Complete the witness form at or call the Committee on Human Services at 202-724-8170, by close of business on Monday, October 18, 2021.

And this is how you can learn more and get help with your testimony:  Attend this community meeting tomorrow, Wednesday, October 13, from 5:30 to 6:30 p.m.: (or Phone: 301-715-8592, Meeting ID: 873 8312 1935, Passcode: 165819). 

Help will be available, on October 13 and all the way until October 21, to prepare your testimony if you need assistance.  But Remember!  Personal stories are strongest!  What the DC council needs is to hear that there are many, many of us who want bill B24-0268 to be passed as it was introduced, not with changes that the mayor’s office may want in order to water it down or turn away those in need!


Sunday, September 19, 2021

Covid Vaccination and More

We’re headed into another fall with covid-19 calling the shots, although luckily we have important tools available to protect us from its worst effects.  After the mayor’s order in early August (see had already called for vaccination of DSPs in licensed facilities (Intermediate Care Facilities, or ICFs, and group homes, also known as “reshabs”), an emergency mandate signed by DC Health director LaQuandra Nesbitt will now require anyone providing services under one of the DDS HCBS waivers (IDD or IFS) to get at least one vaccination for covid-19 by September 30.  This means that all DSPs, in whatever setting, must get vaccinated or meet the terms for a valid exemption (see  This is important news, since people getting DDA supports should not have to be concerned that their staff will bring the disease into their home, and since covid-19 cases among those supported by DDA have begun to tick up in recent weeks (  You saw my last blog post (, so you know I’m happy about this news.

However, it was far less welcome news to learn on DDS’s September 17 community call (that recording should soon be posted to the same link immediately above) that DC Health expects people supported by DDA who are fully vaccinated but exposed by someone else to remain in quarantine for 14 days, even if they text negative for the virus.  This is a different standard than that applied to the DC population at large, and let’s look at what it could mean:  If a person, fully vaccinated, has returned to a job, and through no fault of their own, is exposed to covid-19 on the job, in transit, or at home, that person has to stay home, even if they test negative and show no symptoms.  How is their employer supposed to treat such non-sick leave?  What if it happens more than once?

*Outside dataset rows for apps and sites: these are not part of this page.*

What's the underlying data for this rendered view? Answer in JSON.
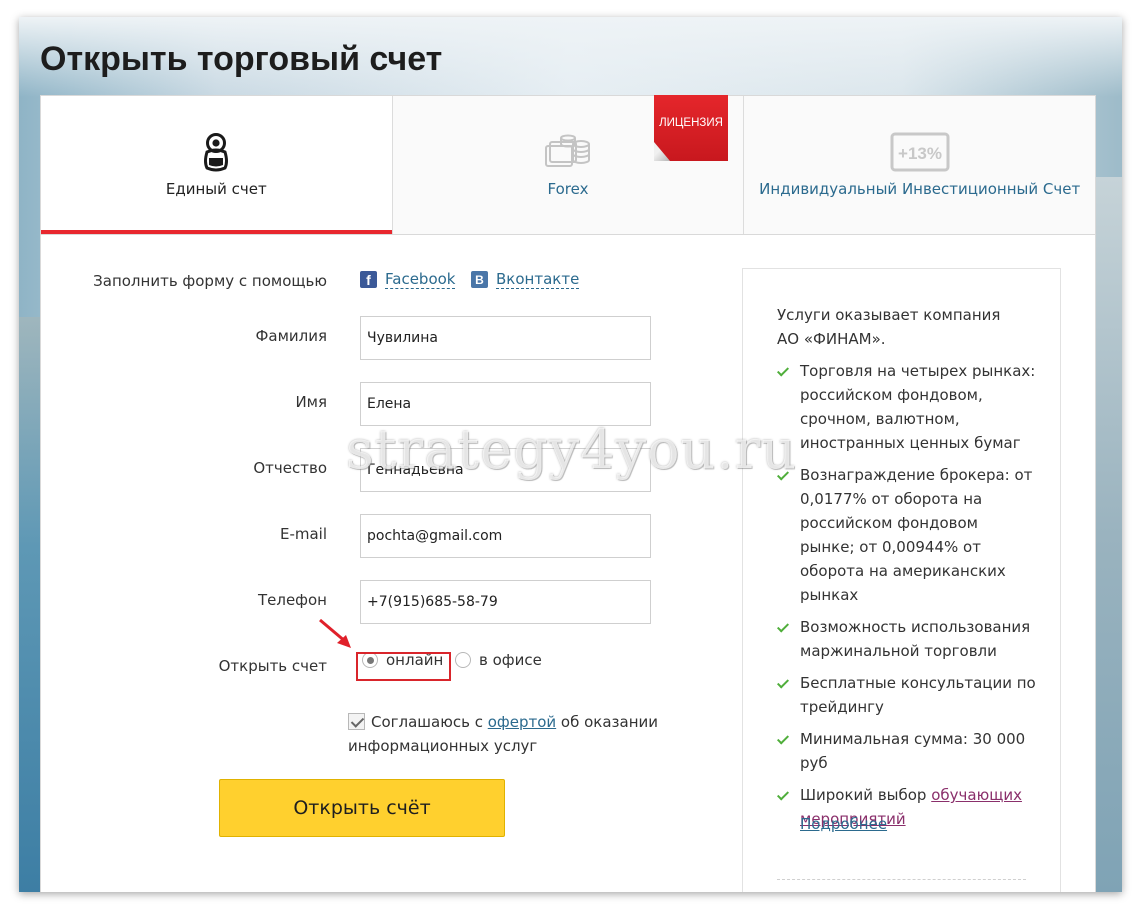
{
  "page": {
    "title": "Открыть торговый счет"
  },
  "tabs": [
    {
      "label": "Единый счет",
      "icon": "matryoshka-icon",
      "active": true
    },
    {
      "label": "Forex",
      "icon": "coins-stack-icon",
      "active": false
    },
    {
      "label": "Индивидуальный Инвестиционный Счет",
      "icon": "plus-13-percent-icon",
      "active": false
    }
  ],
  "ribbon": {
    "label": "ЛИЦЕНЗИЯ"
  },
  "icons": {
    "iis_badge_text": "+13%"
  },
  "form": {
    "social_label": "Заполнить форму с помощью",
    "facebook_label": "Facebook",
    "vkontakte_label": "Вконтакте",
    "fields": {
      "surname": {
        "label": "Фамилия",
        "value": "Чувилина"
      },
      "name": {
        "label": "Имя",
        "value": "Елена"
      },
      "patronymic": {
        "label": "Отчество",
        "value": "Геннадьевна"
      },
      "email": {
        "label": "E-mail",
        "value": "pochta@gmail.com"
      },
      "phone": {
        "label": "Телефон",
        "value": "+7(915)685-58-79"
      }
    },
    "open_account": {
      "label": "Открыть счет",
      "options": [
        "онлайн",
        "в офисе"
      ],
      "selected": "онлайн"
    },
    "agree": {
      "checked": true,
      "text_before": "Соглашаюсь с ",
      "link": "офертой",
      "text_after": " об оказании информационных услуг"
    },
    "submit_label": "Открыть счёт"
  },
  "sidebar": {
    "intro": "Услуги оказывает компания АО «ФИНАМ».",
    "items": [
      "Торговля на четырех рынках: российском фондовом, срочном, валютном, иностранных ценных бумаг",
      "Вознаграждение брокера: от 0,0177% от оборота на российском фондовом рынке; от 0,00944% от оборота на американских рынках",
      "Возможность использования маржинальной торговли",
      "Бесплатные консультации по трейдингу",
      "Минимальная сумма: 30 000 руб"
    ],
    "last_item_text": "Широкий выбор ",
    "last_item_link": "обучающих мероприятий",
    "more_link": "Подробнее"
  },
  "watermark": "strategy4you.ru",
  "colors": {
    "accent_red": "#e8272e",
    "link_blue": "#2b6a8e",
    "button_yellow": "#ffd02e",
    "check_green": "#4fae3a",
    "visited_link": "#8a2f6b"
  }
}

What if they haven’t accumulated enough leave to be off the job for a full two weeks?  The employer may lay them off.  This runs counter to competitive employment, and counter to community integration of any kind, for people with disabilities: requiring a person to remain enclosed at home when they are fully vaccinated and have had a clear covid test after exposure is an utterly absurd and inappropriate policy.  This came up toward the end of last Friday’s call, so next Friday I intend to continue pushing DC Health to change this policy, and I hope some of you will dial in and support me.  Contact Charlisa Payne,, to get the Webex link for DDS community calls, Fridays noon to 1:00 p.m.)

On a different topic, DDS has issued its final policy for contribution to the costs of care for people receiving residential supports from DDS: (link takes you to the DDS.DC.GOV website).  Those who’ve been reading my blog for a while will remember that I wrote about this quite a bit when DDS was holding discussions back in 2018-19.  (See  While the contribution to costs of care is already being collected for many people, it will be rolled out for others beginning with their next ISP meeting.  In essence, it means that anyone whose income comes entirely from public benefits such as SSI, SSDI or other will have to (continue to) turn over all but $100 to DDS to help cover the costs of their residential supports.  Those who are working will be able to keep their earnings as long as their public benefits are not reduced.  There will be a great deal of complexity as this policy begins to be put in place, and there are provisions for appeal.

As there is news about the Developmental Disability Eligibility Reform Amendment Act (, I’ll write about it here.  The DC council remains in recess and there is no date set for the hearing as yet:  stay tuned, you’ll be needed once it is scheduled!